By: James Kadtke and Linton Wells II
This paper examines policy, legal, ethical, and strategy implications for national security of the accelerating science, technology, and engineering (ST&E) revolutions underway in five broad areas: biology, robotics, information, nanotechnology, and energy (BRINE), with a particular emphasis on how they are interacting. The paper considers the timeframe between now and 2030 but emphasizes policy and related choices that need to be made in the next few years to shape the future competitive space favorably, and focuses on those decisions that are within U.S. Department of Defense’s (DOD) purview. The pace and complexity of technological change mean that linear predictions of current needs cannot be the basis for effective guidance or management for the future.

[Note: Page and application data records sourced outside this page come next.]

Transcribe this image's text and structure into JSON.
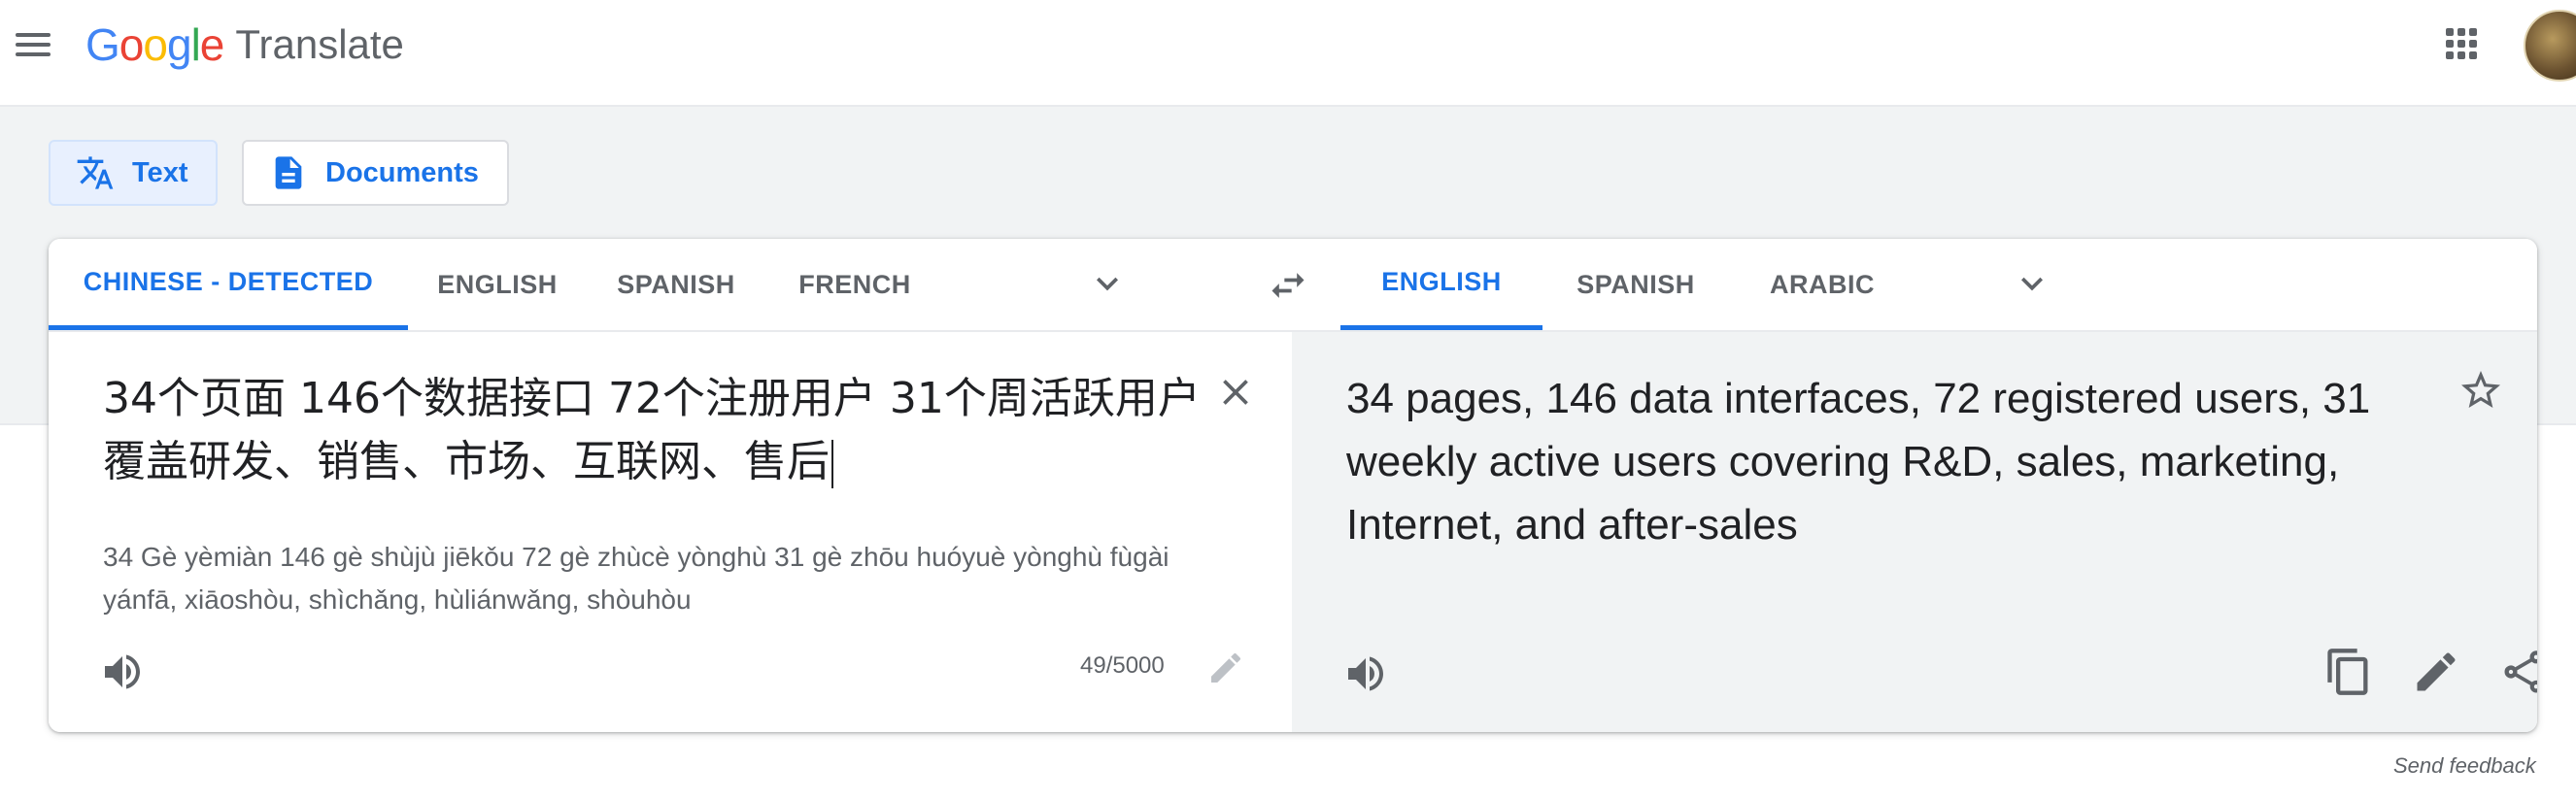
{
  "header": {
    "logo_letters": [
      {
        "char": "G",
        "color": "#4285f4"
      },
      {
        "char": "o",
        "color": "#ea4335"
      },
      {
        "char": "o",
        "color": "#fbbc05"
      },
      {
        "char": "g",
        "color": "#4285f4"
      },
      {
        "char": "l",
        "color": "#34a853"
      },
      {
        "char": "e",
        "color": "#ea4335"
      }
    ],
    "product_name": "Translate",
    "icons": [
      "menu-icon",
      "apps-grid-icon",
      "account-avatar"
    ]
  },
  "modes": {
    "text_label": "Text",
    "documents_label": "Documents",
    "icons": [
      "translate-icon",
      "document-icon"
    ]
  },
  "source_langs": {
    "tabs": [
      "CHINESE - DETECTED",
      "ENGLISH",
      "SPANISH",
      "FRENCH"
    ],
    "active_index": 0
  },
  "target_langs": {
    "tabs": [
      "ENGLISH",
      "SPANISH",
      "ARABIC"
    ],
    "active_index": 0
  },
  "source": {
    "text": "34个页面 146个数据接口 72个注册用户 31个周活跃用户 覆盖研发、销售、市场、互联网、售后",
    "transliteration": "34 Gè yèmiàn 146 gè shùjù jiēkǒu 72 gè zhùcè yònghù 31 gè zhōu huóyuè yònghù fùgài yánfā, xiāoshòu, shìchǎng, hùliánwǎng, shòuhòu",
    "char_count": "49/5000"
  },
  "target": {
    "text": "34 pages, 146 data interfaces, 72 registered users, 31 weekly active users covering R&D, sales, marketing, Internet, and after-sales"
  },
  "footer": {
    "feedback_label": "Send feedback"
  },
  "colors": {
    "accent": "#1a73e8",
    "accent_bg": "#e8f0fe",
    "icon_grey": "#5f6368",
    "band_grey": "#f1f3f4"
  }
}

These are issues for policymakers and commanders, not just technical specialists.